BMC Pediatrics 2005, 5:28 doi:10.1186/1471-2431-5-28Published: 21 July 2005
Little is known about the factors that predispose to the occurrence and severity of cardio-respiratory symptoms during the placement of a prematurely born infant in a car seat. The impact of gestational age, weight at discharge and infant's pre-existing cardio-respiratory status (in the supine position) on cardio-respiratory function during pre-discharge testing in a car seat (semi-upright position) has not been investigated.
The cardio-respiratory function of 42 preterm neonates with gestational age 24 to 35 weeks and discharge weight 1790 to 2570 grams were monitored for 45 minutes before, during, and after placement in a car seat. The occurrence of periodic breathing, apnea, bradycardia, or decreased oxygen saturation (SaO2) was analyzed.
Prior to the car seat testing, 15 (35.7%) infants displayed one or more abnormalities of cardio-respiratory function. During the car seat testing, 25 (59.6%) infants had periodic breathing, 33 (78.2%) had oxygen saturation <90%, 14 (33.3%) had bradycardia less than 80 beats per minute, and 35 (83.3%) had a combination of these symptoms. Infants, both with and without pre-existing cardio-respiratory abnormalities, had an almost equal probability (80% vs. 83.3%) for the development of cardio-respiratory symptoms during placement in the car seat. Weight at discharge ([less than or equal to] 2,000 grams) but not the gestational age (<28 weeks or [greater than or equal to] 28<37 weeks), was associated with either increased episodes of oxygen desaturation or the combination of cardio-respiratory symptoms that were seen during the placement of these infants in the car seat. Repositioning from the car seat to the supine position showed normalization of cardio-respiratory function in the majority (83%) of the tested infants. None of the tested clinical factors were associated with the severity of the cardio-respiratory symptoms.
Pre-discharge testing of the cardio-respiratory function of preterm infants during placement in a car seat is important for the prevention of cardio-respiratory symptoms during their transportation.
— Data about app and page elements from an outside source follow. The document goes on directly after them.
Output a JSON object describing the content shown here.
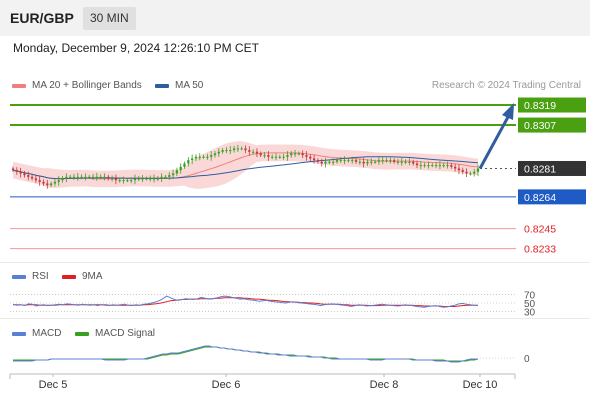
{
  "header": {
    "symbol": "EUR/GBP",
    "timeframe": "30 MIN",
    "datetime": "Monday, December 9, 2024 12:26:10 PM CET",
    "credit": "Research © 2024 Trading Central"
  },
  "legends": {
    "price": [
      {
        "name": "MA 20 + Bollinger Bands",
        "color": "#f08080"
      },
      {
        "name": "MA 50",
        "color": "#2f5d9e"
      }
    ],
    "rsi": [
      {
        "name": "RSI",
        "color": "#5b7fd6"
      },
      {
        "name": "9MA",
        "color": "#e02020"
      }
    ],
    "macd": [
      {
        "name": "MACD",
        "color": "#5b7fd6"
      },
      {
        "name": "MACD Signal",
        "color": "#3aa020"
      }
    ]
  },
  "colors": {
    "bull": "#3aa020",
    "bear": "#c23a3a",
    "band": "#f8c8c8",
    "target_line": "#4aa010",
    "support_line": "#1f5bc4",
    "support2_line": "#f09a9a",
    "current": "#333333",
    "arrow": "#2f5d9e"
  },
  "chart_data": [
    {
      "type": "candlestick",
      "title": "EUR/GBP 30 MIN",
      "x_labels": [
        "Dec 5",
        "Dec 6",
        "Dec 8",
        "Dec 10"
      ],
      "ylim": [
        0.8225,
        0.8325
      ],
      "closes": [
        0.828,
        0.8279,
        0.8278,
        0.8277,
        0.8276,
        0.8275,
        0.8274,
        0.8273,
        0.8272,
        0.8271,
        0.8272,
        0.8273,
        0.8274,
        0.8275,
        0.8276,
        0.8276,
        0.8276,
        0.8276,
        0.8276,
        0.8276,
        0.8276,
        0.8276,
        0.8276,
        0.8276,
        0.8276,
        0.8275,
        0.8275,
        0.8274,
        0.8274,
        0.8274,
        0.8274,
        0.8274,
        0.8275,
        0.8275,
        0.8275,
        0.8275,
        0.8275,
        0.8275,
        0.8275,
        0.8276,
        0.8276,
        0.8277,
        0.8278,
        0.828,
        0.8282,
        0.8284,
        0.8286,
        0.8287,
        0.8288,
        0.8288,
        0.8288,
        0.8288,
        0.8289,
        0.829,
        0.8291,
        0.8292,
        0.8292,
        0.8292,
        0.8293,
        0.8293,
        0.8293,
        0.8292,
        0.8291,
        0.8291,
        0.829,
        0.8289,
        0.8289,
        0.8288,
        0.8288,
        0.8288,
        0.8288,
        0.8288,
        0.8289,
        0.829,
        0.829,
        0.829,
        0.8289,
        0.8288,
        0.8287,
        0.8286,
        0.8285,
        0.8284,
        0.8285,
        0.8285,
        0.8285,
        0.8286,
        0.8286,
        0.8286,
        0.8286,
        0.8286,
        0.8285,
        0.8285,
        0.8284,
        0.8285,
        0.8285,
        0.8285,
        0.8286,
        0.8286,
        0.8286,
        0.8286,
        0.8285,
        0.8285,
        0.8285,
        0.8285,
        0.8285,
        0.8284,
        0.8283,
        0.8283,
        0.8283,
        0.8283,
        0.8283,
        0.8283,
        0.8283,
        0.8283,
        0.8283,
        0.8282,
        0.8281,
        0.828,
        0.8279,
        0.8278,
        0.8278,
        0.8279,
        0.8281
      ],
      "levels": [
        {
          "label": "0.8319",
          "value": 0.8319,
          "kind": "target"
        },
        {
          "label": "0.8307",
          "value": 0.8307,
          "kind": "target"
        },
        {
          "label": "0.8281",
          "value": 0.8281,
          "kind": "current"
        },
        {
          "label": "0.8264",
          "value": 0.8264,
          "kind": "support"
        },
        {
          "label": "0.8245",
          "value": 0.8245,
          "kind": "support2"
        },
        {
          "label": "0.8233",
          "value": 0.8233,
          "kind": "support2"
        }
      ]
    },
    {
      "type": "line",
      "name": "RSI",
      "ticks": [
        "70",
        "50",
        "30"
      ],
      "ylim": [
        20,
        80
      ],
      "rsi": [
        47,
        45,
        46,
        44,
        48,
        47,
        43,
        45,
        46,
        44,
        45,
        46,
        47,
        46,
        48,
        47,
        46,
        45,
        47,
        46,
        45,
        46,
        44,
        46,
        45,
        44,
        46,
        45,
        46,
        47,
        45,
        44,
        46,
        45,
        47,
        48,
        50,
        52,
        55,
        60,
        66,
        62,
        58,
        56,
        58,
        60,
        59,
        58,
        60,
        63,
        61,
        59,
        60,
        62,
        64,
        66,
        65,
        63,
        61,
        59,
        60,
        58,
        57,
        56,
        54,
        55,
        56,
        54,
        53,
        52,
        51,
        50,
        52,
        53,
        51,
        50,
        49,
        48,
        47,
        46,
        44,
        46,
        47,
        48,
        47,
        46,
        45,
        44,
        42,
        44,
        46,
        45,
        43,
        44,
        45,
        46,
        47,
        46,
        45,
        44,
        43,
        44,
        46,
        45,
        44,
        42,
        41,
        40,
        42,
        43,
        44,
        42,
        40,
        41,
        43,
        45,
        48,
        49,
        47,
        46,
        45,
        44
      ],
      "ma9": [
        46,
        46,
        46,
        45,
        46,
        46,
        46,
        45,
        45,
        45,
        45,
        45,
        46,
        46,
        46,
        46,
        46,
        46,
        46,
        46,
        46,
        46,
        46,
        46,
        46,
        45,
        45,
        45,
        45,
        45,
        45,
        45,
        45,
        45,
        46,
        46,
        47,
        48,
        49,
        51,
        53,
        55,
        56,
        57,
        58,
        58,
        59,
        59,
        59,
        60,
        60,
        60,
        60,
        61,
        61,
        62,
        62,
        62,
        62,
        62,
        61,
        61,
        60,
        59,
        59,
        58,
        57,
        56,
        56,
        55,
        54,
        53,
        53,
        52,
        52,
        51,
        51,
        50,
        50,
        49,
        48,
        47,
        47,
        47,
        47,
        47,
        46,
        46,
        45,
        45,
        45,
        45,
        45,
        44,
        44,
        44,
        45,
        45,
        45,
        45,
        45,
        45,
        45,
        45,
        45,
        44,
        44,
        43,
        43,
        43,
        43,
        43,
        42,
        42,
        42,
        42,
        43,
        44,
        45,
        45,
        45,
        45
      ]
    },
    {
      "type": "line",
      "name": "MACD",
      "ticks": [
        "0"
      ],
      "ylim": [
        -0.0012,
        0.0016
      ],
      "macd": [
        -0.0003,
        -0.0003,
        -0.0003,
        -0.0003,
        -0.0003,
        -0.0003,
        -0.0002,
        -0.0002,
        -0.0002,
        -0.0002,
        -0.0001,
        -0.0001,
        -0.0001,
        -0.0001,
        -0.0001,
        -0.0001,
        -0.0001,
        -0.0001,
        -0.0001,
        -0.0001,
        -0.0001,
        -0.0001,
        -0.0001,
        -0.0001,
        -0.0002,
        -0.0002,
        -0.0002,
        -0.0002,
        -0.0002,
        -0.0002,
        -0.0001,
        -0.0001,
        -0.0001,
        -0.0001,
        -0.0001,
        0,
        0.0001,
        0.0002,
        0.0003,
        0.0004,
        0.0004,
        0.0005,
        0.0005,
        0.0005,
        0.0006,
        0.0007,
        0.0008,
        0.0009,
        0.001,
        0.0011,
        0.0012,
        0.0012,
        0.0011,
        0.0011,
        0.001,
        0.001,
        0.0009,
        0.0009,
        0.0008,
        0.0008,
        0.0007,
        0.0007,
        0.0006,
        0.0006,
        0.0005,
        0.0005,
        0.0004,
        0.0004,
        0.0004,
        0.0003,
        0.0003,
        0.0003,
        0.0002,
        0.0002,
        0.0002,
        0.0002,
        0.0002,
        0.0001,
        0.0001,
        0.0001,
        0.0001,
        0,
        0,
        -0.0001,
        -0.0001,
        -0.0001,
        -0.0001,
        -0.0001,
        -0.0001,
        -0.0001,
        -0.0001,
        -0.0001,
        -0.0001,
        -0.0002,
        -0.0002,
        -0.0002,
        -0.0002,
        -0.0001,
        -0.0001,
        -0.0001,
        -0.0001,
        -0.0001,
        -0.0001,
        -0.0001,
        -0.0002,
        -0.0002,
        -0.0002,
        -0.0002,
        -0.0002,
        -0.0002,
        -0.0003,
        -0.0003,
        -0.0003,
        -0.0003,
        -0.0004,
        -0.0004,
        -0.0004,
        -0.0003,
        -0.0002,
        -0.0001,
        -0.0001,
        -0.0001
      ],
      "signal": [
        -0.0002,
        -0.0002,
        -0.0002,
        -0.0002,
        -0.0002,
        -0.0002,
        -0.0002,
        -0.0002,
        -0.0002,
        -0.0002,
        -0.0001,
        -0.0001,
        -0.0001,
        -0.0001,
        -0.0001,
        -0.0001,
        -0.0001,
        -0.0001,
        -0.0001,
        -0.0001,
        -0.0001,
        -0.0001,
        -0.0001,
        -0.0001,
        -0.0001,
        -0.0001,
        -0.0001,
        -0.0001,
        -0.0001,
        -0.0001,
        -0.0001,
        -0.0001,
        -0.0001,
        -0.0001,
        -0.0001,
        -0.0001,
        0,
        0.0001,
        0.0002,
        0.0003,
        0.0003,
        0.0004,
        0.0004,
        0.0004,
        0.0005,
        0.0006,
        0.0007,
        0.0008,
        0.0009,
        0.001,
        0.0011,
        0.0011,
        0.0011,
        0.0011,
        0.001,
        0.001,
        0.0009,
        0.0009,
        0.0008,
        0.0008,
        0.0007,
        0.0007,
        0.0006,
        0.0006,
        0.0006,
        0.0005,
        0.0005,
        0.0004,
        0.0004,
        0.0004,
        0.0003,
        0.0003,
        0.0003,
        0.0003,
        0.0002,
        0.0002,
        0.0002,
        0.0002,
        0.0001,
        0.0001,
        0.0001,
        0.0001,
        0,
        0,
        0,
        -0.0001,
        -0.0001,
        -0.0001,
        -0.0001,
        -0.0001,
        -0.0001,
        -0.0001,
        -0.0001,
        -0.0001,
        -0.0001,
        -0.0001,
        -0.0001,
        -0.0001,
        -0.0001,
        -0.0001,
        -0.0001,
        -0.0001,
        -0.0001,
        -0.0001,
        -0.0001,
        -0.0002,
        -0.0002,
        -0.0002,
        -0.0002,
        -0.0002,
        -0.0002,
        -0.0002,
        -0.0002,
        -0.0003,
        -0.0003,
        -0.0003,
        -0.0003,
        -0.0003,
        -0.0003,
        -0.0002,
        -0.0002,
        -0.0001
      ]
    }
  ]
}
However, the high risk for developing cardio-respiratory symptoms will require the consideration of an alternative mode of safe home transportation for preterm infants; especially those with a discharge weight less than 2,000 grams.